On the other hand, the proposed increase could be what our denomination is starting to look like after all the controversies and departures of recent years. In response to declining memberships and income, the Office of the General Assembly has made major reductions in staff size over the past five years. Whenever I am in Louisville, as I was in March, I am struck by how many offices and cubicles that used to be filled are now empty. Are more cuts needed? Or, have we cut too far to provide the services needed by presbyteries and congregations? What services are essential? Are there any that can be eliminated?
There are no easy answers to these, and undoubtedly, more questions. If you want to dig deeper into this issue, the Office of the General Assembly has created a narrative budget for 2019, which can be viewed here. (One drawback in this document is that it does not list the current budget levels, so it can be identified where the increases are.) There are also interpretative materials about per capita provided by the General Assembly, located here.
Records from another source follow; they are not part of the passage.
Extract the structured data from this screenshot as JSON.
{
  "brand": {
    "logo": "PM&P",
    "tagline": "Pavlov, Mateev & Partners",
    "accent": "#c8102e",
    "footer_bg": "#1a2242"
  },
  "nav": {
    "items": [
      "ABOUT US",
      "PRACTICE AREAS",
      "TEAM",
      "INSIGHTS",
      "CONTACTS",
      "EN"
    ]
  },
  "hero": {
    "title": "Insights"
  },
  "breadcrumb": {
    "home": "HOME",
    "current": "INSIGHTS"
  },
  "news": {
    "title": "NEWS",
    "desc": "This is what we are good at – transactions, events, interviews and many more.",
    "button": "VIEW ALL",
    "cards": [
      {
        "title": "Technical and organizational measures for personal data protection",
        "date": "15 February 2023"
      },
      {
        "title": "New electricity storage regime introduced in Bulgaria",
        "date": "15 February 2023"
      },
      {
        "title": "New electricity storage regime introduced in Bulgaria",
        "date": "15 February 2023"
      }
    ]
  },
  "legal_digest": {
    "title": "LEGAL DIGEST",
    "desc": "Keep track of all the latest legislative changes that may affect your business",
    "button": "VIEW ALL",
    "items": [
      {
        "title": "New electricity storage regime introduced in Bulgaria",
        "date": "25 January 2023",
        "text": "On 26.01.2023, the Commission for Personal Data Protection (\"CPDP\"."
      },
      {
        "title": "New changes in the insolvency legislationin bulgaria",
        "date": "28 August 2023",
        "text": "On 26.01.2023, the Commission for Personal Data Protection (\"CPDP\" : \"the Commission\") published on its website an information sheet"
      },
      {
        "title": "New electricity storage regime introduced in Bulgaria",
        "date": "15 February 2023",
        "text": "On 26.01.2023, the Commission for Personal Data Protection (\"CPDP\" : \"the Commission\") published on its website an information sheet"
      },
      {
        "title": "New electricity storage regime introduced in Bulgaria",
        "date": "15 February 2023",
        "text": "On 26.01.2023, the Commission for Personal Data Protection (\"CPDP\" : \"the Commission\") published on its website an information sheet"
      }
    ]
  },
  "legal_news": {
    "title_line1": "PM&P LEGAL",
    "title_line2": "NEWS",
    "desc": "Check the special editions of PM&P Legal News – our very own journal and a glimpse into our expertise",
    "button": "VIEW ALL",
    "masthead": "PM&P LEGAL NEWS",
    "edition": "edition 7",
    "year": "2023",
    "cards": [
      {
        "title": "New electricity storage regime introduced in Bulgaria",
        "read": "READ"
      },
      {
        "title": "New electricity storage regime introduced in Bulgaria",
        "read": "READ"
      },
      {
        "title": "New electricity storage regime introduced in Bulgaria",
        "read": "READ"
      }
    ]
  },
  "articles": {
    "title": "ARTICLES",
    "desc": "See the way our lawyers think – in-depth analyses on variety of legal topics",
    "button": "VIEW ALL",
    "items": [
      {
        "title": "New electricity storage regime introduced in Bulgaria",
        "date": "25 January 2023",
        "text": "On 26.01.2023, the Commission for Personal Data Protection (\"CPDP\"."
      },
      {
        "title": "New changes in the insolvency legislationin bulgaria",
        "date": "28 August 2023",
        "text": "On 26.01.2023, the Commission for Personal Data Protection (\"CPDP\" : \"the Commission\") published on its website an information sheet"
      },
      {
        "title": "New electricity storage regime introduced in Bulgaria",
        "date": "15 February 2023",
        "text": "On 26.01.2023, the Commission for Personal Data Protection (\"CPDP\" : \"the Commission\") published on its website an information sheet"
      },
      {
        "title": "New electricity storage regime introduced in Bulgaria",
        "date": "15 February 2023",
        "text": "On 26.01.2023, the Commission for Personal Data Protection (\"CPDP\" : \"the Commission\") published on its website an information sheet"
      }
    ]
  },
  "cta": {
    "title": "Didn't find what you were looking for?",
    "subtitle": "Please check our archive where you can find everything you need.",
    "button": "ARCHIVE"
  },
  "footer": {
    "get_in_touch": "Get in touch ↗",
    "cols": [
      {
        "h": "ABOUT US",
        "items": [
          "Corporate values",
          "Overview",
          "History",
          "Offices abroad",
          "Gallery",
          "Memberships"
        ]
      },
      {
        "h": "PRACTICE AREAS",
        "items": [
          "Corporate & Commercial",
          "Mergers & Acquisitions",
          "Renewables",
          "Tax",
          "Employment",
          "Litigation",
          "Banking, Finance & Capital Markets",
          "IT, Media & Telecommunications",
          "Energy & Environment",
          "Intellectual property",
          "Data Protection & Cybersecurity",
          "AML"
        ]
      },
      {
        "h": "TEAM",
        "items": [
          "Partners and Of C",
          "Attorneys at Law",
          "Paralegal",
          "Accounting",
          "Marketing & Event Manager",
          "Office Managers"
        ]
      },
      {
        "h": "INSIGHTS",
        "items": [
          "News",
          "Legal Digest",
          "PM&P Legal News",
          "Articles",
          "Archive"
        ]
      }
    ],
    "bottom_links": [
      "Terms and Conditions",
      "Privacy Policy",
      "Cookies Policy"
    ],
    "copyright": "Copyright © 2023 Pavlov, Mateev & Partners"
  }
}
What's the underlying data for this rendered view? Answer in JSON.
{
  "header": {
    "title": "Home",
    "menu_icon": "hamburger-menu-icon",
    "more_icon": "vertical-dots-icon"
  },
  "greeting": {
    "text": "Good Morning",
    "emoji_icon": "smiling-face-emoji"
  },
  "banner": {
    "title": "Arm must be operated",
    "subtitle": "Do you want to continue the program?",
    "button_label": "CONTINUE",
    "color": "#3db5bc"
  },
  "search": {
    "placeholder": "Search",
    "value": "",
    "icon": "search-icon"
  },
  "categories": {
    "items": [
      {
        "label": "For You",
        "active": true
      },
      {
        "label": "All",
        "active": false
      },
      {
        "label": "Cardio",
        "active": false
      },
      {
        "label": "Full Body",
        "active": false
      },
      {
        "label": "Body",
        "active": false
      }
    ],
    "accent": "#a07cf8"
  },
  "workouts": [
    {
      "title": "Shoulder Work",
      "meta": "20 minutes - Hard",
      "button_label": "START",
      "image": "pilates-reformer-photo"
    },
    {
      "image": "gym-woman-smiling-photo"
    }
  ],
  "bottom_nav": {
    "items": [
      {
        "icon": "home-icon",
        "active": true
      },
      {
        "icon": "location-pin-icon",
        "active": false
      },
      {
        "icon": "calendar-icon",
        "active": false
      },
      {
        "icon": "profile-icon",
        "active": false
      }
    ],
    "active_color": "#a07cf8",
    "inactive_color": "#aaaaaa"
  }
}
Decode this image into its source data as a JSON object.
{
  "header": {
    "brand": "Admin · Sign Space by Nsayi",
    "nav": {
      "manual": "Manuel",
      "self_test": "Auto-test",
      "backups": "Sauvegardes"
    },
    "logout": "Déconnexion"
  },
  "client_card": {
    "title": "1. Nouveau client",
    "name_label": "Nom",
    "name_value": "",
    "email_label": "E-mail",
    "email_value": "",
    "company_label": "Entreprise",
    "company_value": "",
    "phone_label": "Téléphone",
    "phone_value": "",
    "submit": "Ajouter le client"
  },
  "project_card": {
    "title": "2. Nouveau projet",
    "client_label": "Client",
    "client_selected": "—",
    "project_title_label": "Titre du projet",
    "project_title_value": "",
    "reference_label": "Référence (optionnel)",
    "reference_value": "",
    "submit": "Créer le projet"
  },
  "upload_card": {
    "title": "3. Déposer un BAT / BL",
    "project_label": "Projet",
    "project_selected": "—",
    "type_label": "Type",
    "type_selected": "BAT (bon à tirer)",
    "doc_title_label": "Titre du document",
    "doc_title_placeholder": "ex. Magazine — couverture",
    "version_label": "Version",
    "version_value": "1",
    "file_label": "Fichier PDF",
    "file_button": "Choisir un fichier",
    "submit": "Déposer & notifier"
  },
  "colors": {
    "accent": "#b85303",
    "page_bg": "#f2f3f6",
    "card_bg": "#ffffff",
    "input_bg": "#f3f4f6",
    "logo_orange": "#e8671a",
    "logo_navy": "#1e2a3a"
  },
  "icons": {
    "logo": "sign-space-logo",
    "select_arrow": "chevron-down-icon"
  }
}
Most of these materials are bulletin inserts that can be reproduced and provided to the congregation.
One conclusion that can be reached is this: we need to remember to pray for our Commissioners and YAAD as they meet in St. Louis and make decisions, keeping in mind that their bottom-line responsibility is not the bottom line of a budget, or “not simply to reflect the will of the people, but rather to seek together to find and represent the will of Christ” (F-3.0204). Our team headed to St. Louis in mid-June is listed below.
Dan Williams Executive Presbyter / Stated Clerk
GENERAL ASSEMBLY COMMISSIONERS (with committee assignments) Tony Boada, Ruling Elder, El Redentor PC -- Bills and Overtures Committee Dawn Neff, Ruling Elder, Orlando PC -- Middle East Issues Committee George Spaeth, Ruling Elder, Riverside PC -- BOP, PILP, PPC, and Foundation Committee Maynard Pittendreigh, Teaching Elder, Grace Covenant PC -- The Way Forward Committee Laura Viau, Teaching Elder, First Apopka PC -- Mid Councils Committee Michael York, Teaching Elder, First Vero Beach PC -- Theological and Church Growth Issues Committee
YOUNG ADULT ADVISORY DELEGATE (with committee assignment) John Daniel DeBevoise, Park Lake PC -- GA Procedures Committee (John Daniel’s committee is the one that will deal with the per capita budget)
OTHERS IN ATTENDANCE Susan Takis, Teaching Elder, Wildwood PC – Presbyteries’ Cooperative Committee on Examinations (Moderator) Paige McRight, Teaching Elder, Honorably Retired – Overture Advocate/Rules of Discipline Task Force (Moderator) Dan Williams, Teaching Elder, Presbytery Staff – Advisory Committee on the Constitution (Class of 2018)
Rev. Dr. Dan Williams Exectuve Presbyter/Stated Clerk